**TASK INSTRUCTIONS**
Write out each line of the material below exactly as given.
** MATERIAL FOR THIS TASK follows **
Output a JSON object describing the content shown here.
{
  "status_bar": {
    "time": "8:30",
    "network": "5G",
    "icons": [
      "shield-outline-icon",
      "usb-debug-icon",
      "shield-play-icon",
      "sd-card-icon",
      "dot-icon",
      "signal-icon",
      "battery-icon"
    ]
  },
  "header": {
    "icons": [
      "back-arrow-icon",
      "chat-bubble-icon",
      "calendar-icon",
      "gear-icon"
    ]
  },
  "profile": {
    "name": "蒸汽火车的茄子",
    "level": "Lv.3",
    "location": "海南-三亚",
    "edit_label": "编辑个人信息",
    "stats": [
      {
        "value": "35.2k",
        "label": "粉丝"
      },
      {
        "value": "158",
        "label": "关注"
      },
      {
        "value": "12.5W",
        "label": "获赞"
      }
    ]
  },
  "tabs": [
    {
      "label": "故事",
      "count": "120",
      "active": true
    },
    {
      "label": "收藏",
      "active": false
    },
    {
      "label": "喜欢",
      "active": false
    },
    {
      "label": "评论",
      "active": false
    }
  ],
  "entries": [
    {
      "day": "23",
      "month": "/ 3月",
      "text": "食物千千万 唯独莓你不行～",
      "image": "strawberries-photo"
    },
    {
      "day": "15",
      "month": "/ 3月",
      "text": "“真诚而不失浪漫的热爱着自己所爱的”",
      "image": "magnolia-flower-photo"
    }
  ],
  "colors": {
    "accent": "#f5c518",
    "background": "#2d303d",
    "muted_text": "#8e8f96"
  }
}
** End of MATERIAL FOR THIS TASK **
**EXERCISE SOLUTION**
Output a JSON object describing the content shown here.
{
  "status_bar": {
    "time": "8:30",
    "network": "5G",
    "icons": [
      "shield-outline-icon",
      "usb-debug-icon",
      "shield-play-icon",
      "sd-card-icon",
      "dot-icon",
      "signal-icon",
      "battery-icon"
    ]
  },
  "header": {
    "icons": [
      "back-arrow-icon",
      "chat-bubble-icon",
      "calendar-icon",
      "gear-icon"
    ]
  },
  "profile": {
    "name": "蒸汽火车的茄子",
    "level": "Lv.3",
    "location": "海南-三亚",
    "edit_label": "编辑个人信息",
    "stats": [
      {
        "value": "35.2k",
        "label": "粉丝"
      },
      {
        "value": "158",
        "label": "关注"
      },
      {
        "value": "12.5W",
        "label": "获赞"
      }
    ]
  },
  "tabs": [
    {
      "label": "故事",
      "count": "120",
      "active": true
    },
    {
      "label": "收藏",
      "active": false
    },
    {
      "label": "喜欢",
      "active": false
    },
    {
      "label": "评论",
      "active": false
    }
  ],
  "entries": [
    {
      "day": "23",
      "month": "/ 3月",
      "text": "食物千千万 唯独莓你不行～",
      "image": "strawberries-photo"
    },
    {
      "day": "15",
      "month": "/ 3月",
      "text": "“真诚而不失浪漫的热爱着自己所爱的”",
      "image": "magnolia-flower-photo"
    }
  ],
  "colors": {
    "accent": "#f5c518",
    "background": "#2d303d",
    "muted_text": "#8e8f96"
  }
}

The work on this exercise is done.